→ **Exercise prompt**: Write out exactly, and only, the lines from the one containing "Parse this screenshot: output" through the last line of the listing below.

→ **Information**:
[Start of section]

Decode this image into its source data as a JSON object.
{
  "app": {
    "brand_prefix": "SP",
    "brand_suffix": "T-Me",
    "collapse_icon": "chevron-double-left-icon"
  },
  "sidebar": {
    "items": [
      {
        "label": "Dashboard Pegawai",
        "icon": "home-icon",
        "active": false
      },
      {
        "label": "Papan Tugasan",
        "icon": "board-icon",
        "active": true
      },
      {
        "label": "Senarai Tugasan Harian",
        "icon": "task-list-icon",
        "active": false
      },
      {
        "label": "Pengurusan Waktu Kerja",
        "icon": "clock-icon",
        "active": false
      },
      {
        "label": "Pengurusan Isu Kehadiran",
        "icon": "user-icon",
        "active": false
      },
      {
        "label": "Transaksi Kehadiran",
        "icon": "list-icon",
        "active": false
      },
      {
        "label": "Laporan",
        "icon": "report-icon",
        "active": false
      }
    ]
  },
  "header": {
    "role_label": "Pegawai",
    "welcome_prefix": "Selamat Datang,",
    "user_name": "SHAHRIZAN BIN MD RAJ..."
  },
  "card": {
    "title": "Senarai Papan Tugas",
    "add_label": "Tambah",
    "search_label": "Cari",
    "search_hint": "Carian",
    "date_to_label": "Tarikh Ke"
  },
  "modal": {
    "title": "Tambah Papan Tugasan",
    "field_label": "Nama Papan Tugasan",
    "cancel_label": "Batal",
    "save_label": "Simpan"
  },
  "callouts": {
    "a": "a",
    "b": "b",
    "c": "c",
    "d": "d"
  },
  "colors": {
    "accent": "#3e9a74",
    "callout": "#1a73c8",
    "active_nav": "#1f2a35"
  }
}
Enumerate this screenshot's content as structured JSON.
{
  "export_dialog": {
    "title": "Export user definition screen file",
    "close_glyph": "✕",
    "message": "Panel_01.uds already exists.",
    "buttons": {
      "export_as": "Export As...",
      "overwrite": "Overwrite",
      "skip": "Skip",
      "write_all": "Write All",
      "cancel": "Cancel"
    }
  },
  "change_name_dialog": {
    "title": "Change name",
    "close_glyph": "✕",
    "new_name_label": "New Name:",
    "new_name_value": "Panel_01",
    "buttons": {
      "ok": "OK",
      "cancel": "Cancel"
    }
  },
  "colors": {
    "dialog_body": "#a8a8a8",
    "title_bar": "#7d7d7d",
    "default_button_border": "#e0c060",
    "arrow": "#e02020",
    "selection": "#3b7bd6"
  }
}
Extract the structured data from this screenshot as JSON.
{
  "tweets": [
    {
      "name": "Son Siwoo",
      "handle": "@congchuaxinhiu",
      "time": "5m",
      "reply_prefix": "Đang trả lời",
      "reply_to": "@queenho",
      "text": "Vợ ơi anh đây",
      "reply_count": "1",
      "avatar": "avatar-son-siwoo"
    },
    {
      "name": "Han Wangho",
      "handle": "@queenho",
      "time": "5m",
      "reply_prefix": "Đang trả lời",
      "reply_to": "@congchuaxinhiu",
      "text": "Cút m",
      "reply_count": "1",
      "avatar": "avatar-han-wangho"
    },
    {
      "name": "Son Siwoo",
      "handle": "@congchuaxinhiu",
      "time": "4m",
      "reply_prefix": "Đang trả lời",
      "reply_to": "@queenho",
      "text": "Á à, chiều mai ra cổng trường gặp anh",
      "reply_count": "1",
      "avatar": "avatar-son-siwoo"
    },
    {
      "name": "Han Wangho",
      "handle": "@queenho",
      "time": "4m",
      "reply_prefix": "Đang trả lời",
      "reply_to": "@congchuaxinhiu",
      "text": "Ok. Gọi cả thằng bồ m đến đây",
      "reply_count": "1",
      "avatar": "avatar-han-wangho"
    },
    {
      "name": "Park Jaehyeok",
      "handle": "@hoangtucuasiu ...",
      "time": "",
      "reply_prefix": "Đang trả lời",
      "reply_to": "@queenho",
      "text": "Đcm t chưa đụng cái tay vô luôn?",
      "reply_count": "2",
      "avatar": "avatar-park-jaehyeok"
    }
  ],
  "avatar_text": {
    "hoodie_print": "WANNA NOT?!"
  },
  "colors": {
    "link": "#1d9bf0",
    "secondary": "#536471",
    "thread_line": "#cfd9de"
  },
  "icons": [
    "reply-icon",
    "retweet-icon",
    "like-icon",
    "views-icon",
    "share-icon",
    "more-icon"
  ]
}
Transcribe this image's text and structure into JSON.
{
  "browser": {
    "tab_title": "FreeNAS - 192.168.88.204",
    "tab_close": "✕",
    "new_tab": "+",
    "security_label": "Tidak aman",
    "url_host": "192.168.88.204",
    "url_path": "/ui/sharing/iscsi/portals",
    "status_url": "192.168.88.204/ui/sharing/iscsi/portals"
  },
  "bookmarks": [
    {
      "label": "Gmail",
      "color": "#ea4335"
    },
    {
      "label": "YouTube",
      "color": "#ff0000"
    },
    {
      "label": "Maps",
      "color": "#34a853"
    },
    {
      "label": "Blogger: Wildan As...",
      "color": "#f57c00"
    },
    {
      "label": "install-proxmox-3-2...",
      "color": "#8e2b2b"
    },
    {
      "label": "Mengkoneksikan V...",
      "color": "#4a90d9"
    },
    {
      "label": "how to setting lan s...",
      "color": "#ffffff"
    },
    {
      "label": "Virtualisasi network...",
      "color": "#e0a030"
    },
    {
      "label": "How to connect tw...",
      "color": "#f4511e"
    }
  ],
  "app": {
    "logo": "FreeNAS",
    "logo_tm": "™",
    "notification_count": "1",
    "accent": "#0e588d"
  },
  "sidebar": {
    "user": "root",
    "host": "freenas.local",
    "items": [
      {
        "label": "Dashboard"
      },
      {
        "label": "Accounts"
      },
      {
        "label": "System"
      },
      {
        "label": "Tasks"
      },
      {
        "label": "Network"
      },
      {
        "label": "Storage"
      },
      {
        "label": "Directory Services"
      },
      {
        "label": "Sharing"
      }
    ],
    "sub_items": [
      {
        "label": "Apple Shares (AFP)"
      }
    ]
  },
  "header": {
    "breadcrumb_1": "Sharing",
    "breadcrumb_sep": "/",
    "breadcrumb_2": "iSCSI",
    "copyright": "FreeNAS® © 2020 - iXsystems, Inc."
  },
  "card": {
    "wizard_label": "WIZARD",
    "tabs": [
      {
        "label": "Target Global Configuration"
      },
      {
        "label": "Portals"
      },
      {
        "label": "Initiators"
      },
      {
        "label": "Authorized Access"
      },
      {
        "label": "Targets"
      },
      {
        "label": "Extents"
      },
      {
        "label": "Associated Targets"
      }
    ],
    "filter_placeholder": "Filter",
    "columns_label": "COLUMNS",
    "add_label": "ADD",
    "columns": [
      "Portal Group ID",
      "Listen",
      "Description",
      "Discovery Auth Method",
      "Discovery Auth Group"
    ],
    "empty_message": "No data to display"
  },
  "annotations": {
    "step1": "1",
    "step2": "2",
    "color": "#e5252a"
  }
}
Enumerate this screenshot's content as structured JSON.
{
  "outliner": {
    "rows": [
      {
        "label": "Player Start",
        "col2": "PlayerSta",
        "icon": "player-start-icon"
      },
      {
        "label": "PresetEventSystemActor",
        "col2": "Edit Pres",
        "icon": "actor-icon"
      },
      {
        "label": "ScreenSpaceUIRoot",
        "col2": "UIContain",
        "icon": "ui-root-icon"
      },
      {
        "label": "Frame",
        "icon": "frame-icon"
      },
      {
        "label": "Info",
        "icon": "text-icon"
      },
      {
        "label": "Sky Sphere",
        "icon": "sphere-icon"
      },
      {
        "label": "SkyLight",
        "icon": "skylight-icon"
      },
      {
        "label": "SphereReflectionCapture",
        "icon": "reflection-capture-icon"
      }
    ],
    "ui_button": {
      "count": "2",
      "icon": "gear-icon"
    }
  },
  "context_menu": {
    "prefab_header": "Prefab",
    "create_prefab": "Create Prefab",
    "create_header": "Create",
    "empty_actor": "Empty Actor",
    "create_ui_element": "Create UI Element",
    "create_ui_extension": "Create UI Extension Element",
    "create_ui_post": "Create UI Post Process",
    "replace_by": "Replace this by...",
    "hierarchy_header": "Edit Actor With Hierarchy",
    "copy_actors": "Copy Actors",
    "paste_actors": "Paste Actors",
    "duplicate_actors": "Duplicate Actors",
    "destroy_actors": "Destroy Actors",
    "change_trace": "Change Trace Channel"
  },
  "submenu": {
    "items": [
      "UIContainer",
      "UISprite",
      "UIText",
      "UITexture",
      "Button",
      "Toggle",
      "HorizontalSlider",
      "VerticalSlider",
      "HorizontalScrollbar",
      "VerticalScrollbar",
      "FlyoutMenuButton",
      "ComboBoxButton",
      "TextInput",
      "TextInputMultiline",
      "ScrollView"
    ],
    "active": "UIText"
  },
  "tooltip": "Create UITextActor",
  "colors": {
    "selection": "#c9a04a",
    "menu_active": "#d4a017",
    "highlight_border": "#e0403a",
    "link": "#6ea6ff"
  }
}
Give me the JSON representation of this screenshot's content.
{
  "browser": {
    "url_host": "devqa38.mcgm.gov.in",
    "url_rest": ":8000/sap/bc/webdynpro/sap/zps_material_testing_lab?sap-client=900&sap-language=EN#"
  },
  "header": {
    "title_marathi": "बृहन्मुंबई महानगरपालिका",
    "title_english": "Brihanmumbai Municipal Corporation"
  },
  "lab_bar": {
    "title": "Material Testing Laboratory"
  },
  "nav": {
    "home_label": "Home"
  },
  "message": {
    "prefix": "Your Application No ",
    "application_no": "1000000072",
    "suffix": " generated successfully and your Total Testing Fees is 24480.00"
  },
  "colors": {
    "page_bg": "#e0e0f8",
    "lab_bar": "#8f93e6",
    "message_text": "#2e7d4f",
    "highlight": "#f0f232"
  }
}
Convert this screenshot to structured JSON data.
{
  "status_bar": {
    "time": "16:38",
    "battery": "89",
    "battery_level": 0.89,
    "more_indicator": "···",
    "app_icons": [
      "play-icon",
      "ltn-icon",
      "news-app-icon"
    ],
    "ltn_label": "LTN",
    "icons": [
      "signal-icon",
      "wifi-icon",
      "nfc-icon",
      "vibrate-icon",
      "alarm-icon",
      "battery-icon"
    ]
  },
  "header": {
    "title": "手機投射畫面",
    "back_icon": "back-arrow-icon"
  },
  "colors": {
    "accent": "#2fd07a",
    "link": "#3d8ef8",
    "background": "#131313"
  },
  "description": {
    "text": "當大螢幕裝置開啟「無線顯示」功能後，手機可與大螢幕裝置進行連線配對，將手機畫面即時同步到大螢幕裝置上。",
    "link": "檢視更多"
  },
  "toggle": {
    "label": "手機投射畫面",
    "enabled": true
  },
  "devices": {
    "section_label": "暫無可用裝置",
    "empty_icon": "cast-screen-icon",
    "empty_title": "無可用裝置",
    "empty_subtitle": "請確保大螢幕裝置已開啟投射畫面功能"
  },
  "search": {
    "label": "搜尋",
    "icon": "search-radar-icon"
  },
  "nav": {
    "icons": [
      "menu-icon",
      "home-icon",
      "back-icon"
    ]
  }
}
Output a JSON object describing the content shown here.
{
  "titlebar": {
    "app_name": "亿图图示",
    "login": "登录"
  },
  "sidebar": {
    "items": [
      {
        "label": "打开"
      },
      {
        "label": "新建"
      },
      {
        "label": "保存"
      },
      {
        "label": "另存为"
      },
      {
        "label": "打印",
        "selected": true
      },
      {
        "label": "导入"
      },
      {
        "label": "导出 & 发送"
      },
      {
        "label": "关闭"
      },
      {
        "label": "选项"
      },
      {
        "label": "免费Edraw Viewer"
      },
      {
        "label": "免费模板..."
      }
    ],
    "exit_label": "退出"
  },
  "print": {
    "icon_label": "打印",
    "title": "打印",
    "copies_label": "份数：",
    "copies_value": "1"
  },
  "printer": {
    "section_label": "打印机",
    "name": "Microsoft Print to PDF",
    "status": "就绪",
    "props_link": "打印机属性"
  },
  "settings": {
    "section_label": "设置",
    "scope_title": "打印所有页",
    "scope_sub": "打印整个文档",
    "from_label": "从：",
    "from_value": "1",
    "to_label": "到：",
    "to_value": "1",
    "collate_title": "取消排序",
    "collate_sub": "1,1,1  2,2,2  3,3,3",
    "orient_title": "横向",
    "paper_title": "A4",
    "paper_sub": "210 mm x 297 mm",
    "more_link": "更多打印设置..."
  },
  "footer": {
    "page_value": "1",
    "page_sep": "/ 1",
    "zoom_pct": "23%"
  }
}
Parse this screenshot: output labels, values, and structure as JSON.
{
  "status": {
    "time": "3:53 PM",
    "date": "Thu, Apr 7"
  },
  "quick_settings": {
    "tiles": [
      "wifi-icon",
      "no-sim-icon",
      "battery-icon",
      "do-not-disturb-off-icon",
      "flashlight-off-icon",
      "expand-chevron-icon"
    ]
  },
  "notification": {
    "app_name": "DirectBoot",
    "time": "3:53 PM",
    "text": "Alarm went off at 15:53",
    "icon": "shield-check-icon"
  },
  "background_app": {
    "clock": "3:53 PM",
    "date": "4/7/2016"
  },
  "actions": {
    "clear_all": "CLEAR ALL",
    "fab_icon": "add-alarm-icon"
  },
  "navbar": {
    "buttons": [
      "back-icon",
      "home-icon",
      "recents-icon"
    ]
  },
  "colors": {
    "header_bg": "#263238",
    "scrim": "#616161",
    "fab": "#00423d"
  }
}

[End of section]

→ **Output of the exercise**:
Parse this screenshot: output labels, values, and structure as JSON.
{
  "status": {
    "time": "3:53 PM",
    "date": "Thu, Apr 7"
  },
  "quick_settings": {
    "tiles": [
      "wifi-icon",
      "no-sim-icon",
      "battery-icon",
      "do-not-disturb-off-icon",
      "flashlight-off-icon",
      "expand-chevron-icon"
    ]
  },
  "notification": {
    "app_name": "DirectBoot",
    "time": "3:53 PM",
    "text": "Alarm went off at 15:53",
    "icon": "shield-check-icon"
  },
  "background_app": {
    "clock": "3:53 PM",
    "date": "4/7/2016"
  },
  "actions": {
    "clear_all": "CLEAR ALL",
    "fab_icon": "add-alarm-icon"
  },
  "navbar": {
    "buttons": [
      "back-icon",
      "home-icon",
      "recents-icon"
    ]
  },
  "colors": {
    "header_bg": "#263238",
    "scrim": "#616161",
    "fab": "#00423d"
  }
}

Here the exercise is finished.